== What is being asked ==
Pictures aside, write every record out again word for word.

=== Begin Enclosure ===

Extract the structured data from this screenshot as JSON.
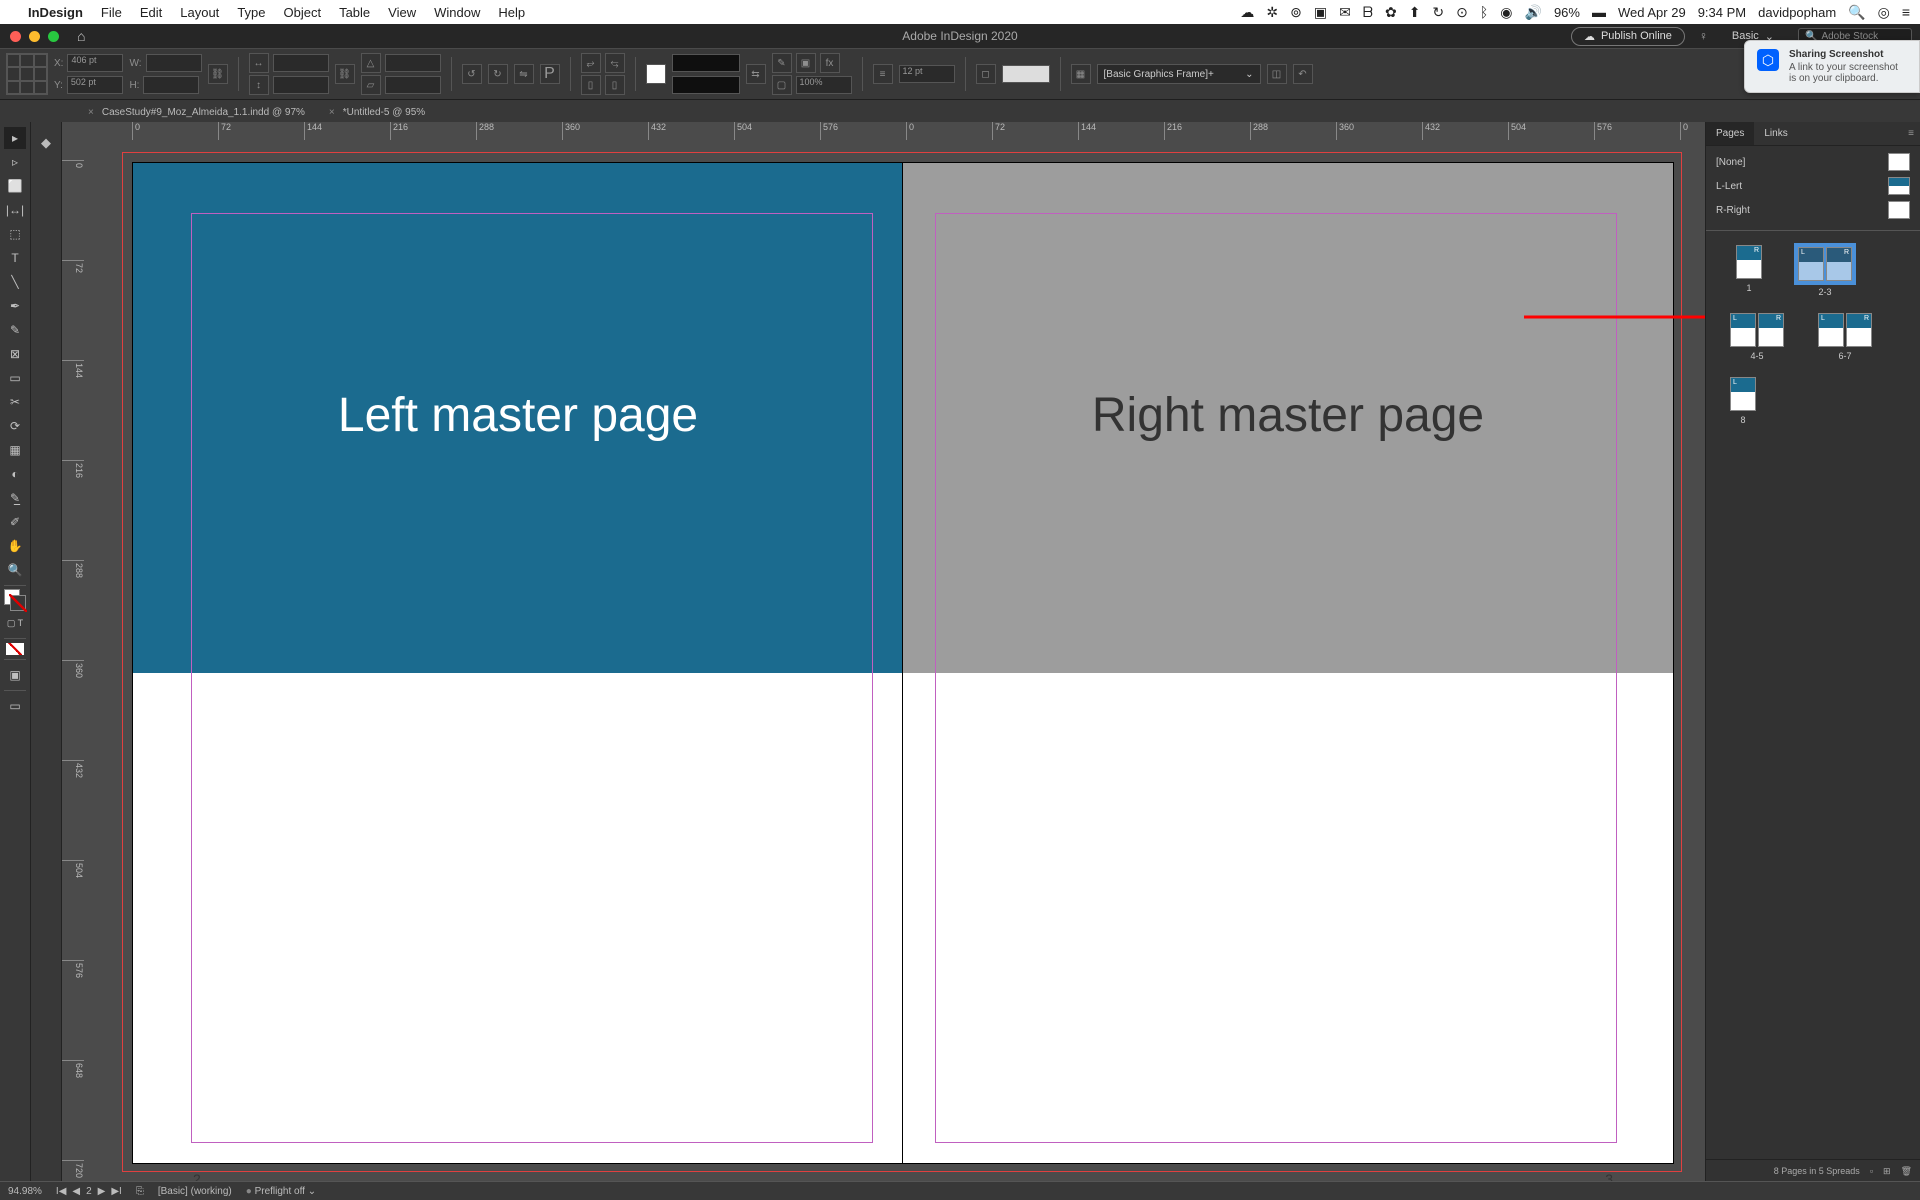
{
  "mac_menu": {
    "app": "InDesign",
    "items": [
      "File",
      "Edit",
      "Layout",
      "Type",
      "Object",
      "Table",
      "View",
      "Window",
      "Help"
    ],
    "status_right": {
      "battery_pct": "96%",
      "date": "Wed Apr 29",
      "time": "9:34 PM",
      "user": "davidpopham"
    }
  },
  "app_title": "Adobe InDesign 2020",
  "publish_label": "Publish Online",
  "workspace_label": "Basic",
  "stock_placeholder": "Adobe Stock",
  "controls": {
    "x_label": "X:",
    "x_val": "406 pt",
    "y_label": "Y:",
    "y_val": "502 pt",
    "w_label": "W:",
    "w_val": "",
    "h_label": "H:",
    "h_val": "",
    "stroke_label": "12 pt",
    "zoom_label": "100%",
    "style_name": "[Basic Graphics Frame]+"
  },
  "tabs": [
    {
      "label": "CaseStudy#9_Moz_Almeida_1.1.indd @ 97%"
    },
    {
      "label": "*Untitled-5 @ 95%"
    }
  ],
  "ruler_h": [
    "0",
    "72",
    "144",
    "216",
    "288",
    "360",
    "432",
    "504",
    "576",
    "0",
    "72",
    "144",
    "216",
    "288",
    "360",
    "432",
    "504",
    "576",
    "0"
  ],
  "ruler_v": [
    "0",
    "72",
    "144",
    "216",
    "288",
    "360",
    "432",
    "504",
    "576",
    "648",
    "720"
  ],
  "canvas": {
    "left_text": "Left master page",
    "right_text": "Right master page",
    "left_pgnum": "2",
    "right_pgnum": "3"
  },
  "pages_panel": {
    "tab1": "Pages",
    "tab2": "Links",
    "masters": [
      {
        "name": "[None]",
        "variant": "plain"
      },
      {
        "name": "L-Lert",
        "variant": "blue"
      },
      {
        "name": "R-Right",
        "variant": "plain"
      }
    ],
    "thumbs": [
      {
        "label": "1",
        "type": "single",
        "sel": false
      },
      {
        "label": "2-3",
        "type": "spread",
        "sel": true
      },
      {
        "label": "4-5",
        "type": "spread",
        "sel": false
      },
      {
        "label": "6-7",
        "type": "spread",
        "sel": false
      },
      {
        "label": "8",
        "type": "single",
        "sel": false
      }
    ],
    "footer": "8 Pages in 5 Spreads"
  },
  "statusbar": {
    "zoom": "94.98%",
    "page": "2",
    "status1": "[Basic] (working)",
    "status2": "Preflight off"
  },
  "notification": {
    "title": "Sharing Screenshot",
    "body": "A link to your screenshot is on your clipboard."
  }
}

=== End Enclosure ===

== Your solution ==
Extract the structured data from this screenshot as JSON.
{
  "mac_menu": {
    "app": "InDesign",
    "items": [
      "File",
      "Edit",
      "Layout",
      "Type",
      "Object",
      "Table",
      "View",
      "Window",
      "Help"
    ],
    "status_right": {
      "battery_pct": "96%",
      "date": "Wed Apr 29",
      "time": "9:34 PM",
      "user": "davidpopham"
    }
  },
  "app_title": "Adobe InDesign 2020",
  "publish_label": "Publish Online",
  "workspace_label": "Basic",
  "stock_placeholder": "Adobe Stock",
  "controls": {
    "x_label": "X:",
    "x_val": "406 pt",
    "y_label": "Y:",
    "y_val": "502 pt",
    "w_label": "W:",
    "w_val": "",
    "h_label": "H:",
    "h_val": "",
    "stroke_label": "12 pt",
    "zoom_label": "100%",
    "style_name": "[Basic Graphics Frame]+"
  },
  "tabs": [
    {
      "label": "CaseStudy#9_Moz_Almeida_1.1.indd @ 97%"
    },
    {
      "label": "*Untitled-5 @ 95%"
    }
  ],
  "ruler_h": [
    "0",
    "72",
    "144",
    "216",
    "288",
    "360",
    "432",
    "504",
    "576",
    "0",
    "72",
    "144",
    "216",
    "288",
    "360",
    "432",
    "504",
    "576",
    "0"
  ],
  "ruler_v": [
    "0",
    "72",
    "144",
    "216",
    "288",
    "360",
    "432",
    "504",
    "576",
    "648",
    "720"
  ],
  "canvas": {
    "left_text": "Left master page",
    "right_text": "Right master page",
    "left_pgnum": "2",
    "right_pgnum": "3"
  },
  "pages_panel": {
    "tab1": "Pages",
    "tab2": "Links",
    "masters": [
      {
        "name": "[None]",
        "variant": "plain"
      },
      {
        "name": "L-Lert",
        "variant": "blue"
      },
      {
        "name": "R-Right",
        "variant": "plain"
      }
    ],
    "thumbs": [
      {
        "label": "1",
        "type": "single",
        "sel": false
      },
      {
        "label": "2-3",
        "type": "spread",
        "sel": true
      },
      {
        "label": "4-5",
        "type": "spread",
        "sel": false
      },
      {
        "label": "6-7",
        "type": "spread",
        "sel": false
      },
      {
        "label": "8",
        "type": "single",
        "sel": false
      }
    ],
    "footer": "8 Pages in 5 Spreads"
  },
  "statusbar": {
    "zoom": "94.98%",
    "page": "2",
    "status1": "[Basic] (working)",
    "status2": "Preflight off"
  },
  "notification": {
    "title": "Sharing Screenshot",
    "body": "A link to your screenshot is on your clipboard."
  }
}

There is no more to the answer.